▶ [YOUR ASSIGNMENT]
Scan the records for the word "Transação". Report each line where it occurs.

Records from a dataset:
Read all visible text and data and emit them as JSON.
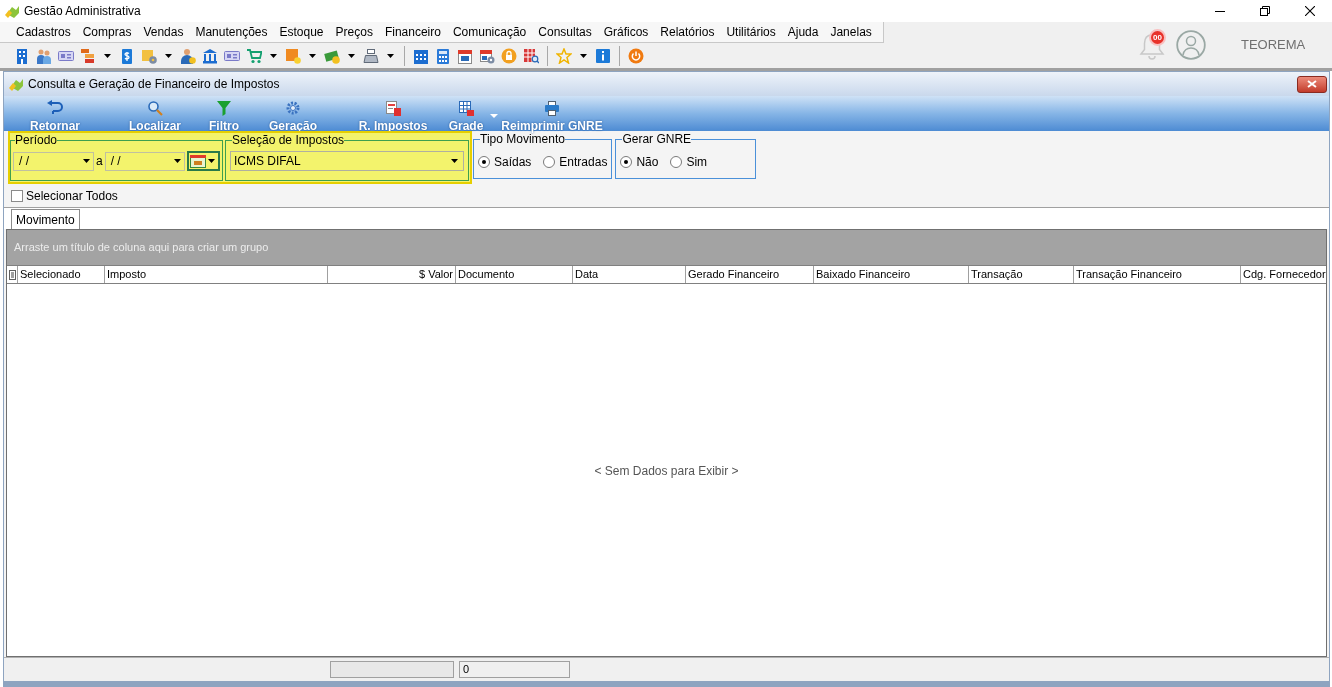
{
  "window": {
    "title": "Gestão Administrativa"
  },
  "menu": [
    "Cadastros",
    "Compras",
    "Vendas",
    "Manutenções",
    "Estoque",
    "Preços",
    "Financeiro",
    "Comunicação",
    "Consultas",
    "Gráficos",
    "Relatórios",
    "Utilitários",
    "Ajuda",
    "Janelas"
  ],
  "notifications": {
    "count": "00"
  },
  "user": {
    "name": "TEOREMA"
  },
  "form": {
    "title": "Consulta e Geração de Financeiro de Impostos",
    "toolbar": [
      {
        "label": "Retornar",
        "dropdown": false
      },
      {
        "label": "Localizar",
        "dropdown": false
      },
      {
        "label": "Filtro",
        "dropdown": false
      },
      {
        "label": "Geração",
        "dropdown": false
      },
      {
        "label": "R. Impostos",
        "dropdown": false
      },
      {
        "label": "Grade",
        "dropdown": true
      },
      {
        "label": "Reimprimir GNRE",
        "dropdown": false
      }
    ],
    "filters": {
      "highlighted": true,
      "period": {
        "label": "Período",
        "from": "/ /",
        "separator": "a",
        "to": "/ /"
      },
      "tax_selection": {
        "label": "Seleção de Impostos",
        "value": "ICMS DIFAL"
      }
    },
    "movement_type": {
      "label": "Tipo Movimento",
      "options": [
        {
          "label": "Saídas",
          "selected": true
        },
        {
          "label": "Entradas",
          "selected": false
        }
      ]
    },
    "generate_gnre": {
      "label": "Gerar GNRE",
      "options": [
        {
          "label": "Não",
          "selected": true
        },
        {
          "label": "Sim",
          "selected": false
        }
      ]
    },
    "select_all": {
      "label": "Selecionar Todos",
      "checked": false
    },
    "tabs": [
      {
        "label": "Movimento",
        "selected": true
      }
    ],
    "grid": {
      "group_hint": "Arraste um título de coluna aqui para criar um grupo",
      "columns": [
        {
          "label": "Selecionado",
          "kind": "text"
        },
        {
          "label": "Imposto",
          "kind": "text"
        },
        {
          "label": "$ Valor",
          "kind": "number"
        },
        {
          "label": "Documento",
          "kind": "text"
        },
        {
          "label": "Data",
          "kind": "text"
        },
        {
          "label": "Gerado Financeiro",
          "kind": "text"
        },
        {
          "label": "Baixado Financeiro",
          "kind": "text"
        },
        {
          "label": "Transação",
          "kind": "text"
        },
        {
          "label": "Transação Financeiro",
          "kind": "text"
        },
        {
          "label": "Cdg. Fornecedor",
          "kind": "text"
        }
      ],
      "empty_message": "< Sem Dados para Exibir >"
    },
    "status_bar": {
      "count": "0"
    }
  }
}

▶ [YOUR RESPONSE]
          "label": "Transação",
          "label": "Transação Financeiro",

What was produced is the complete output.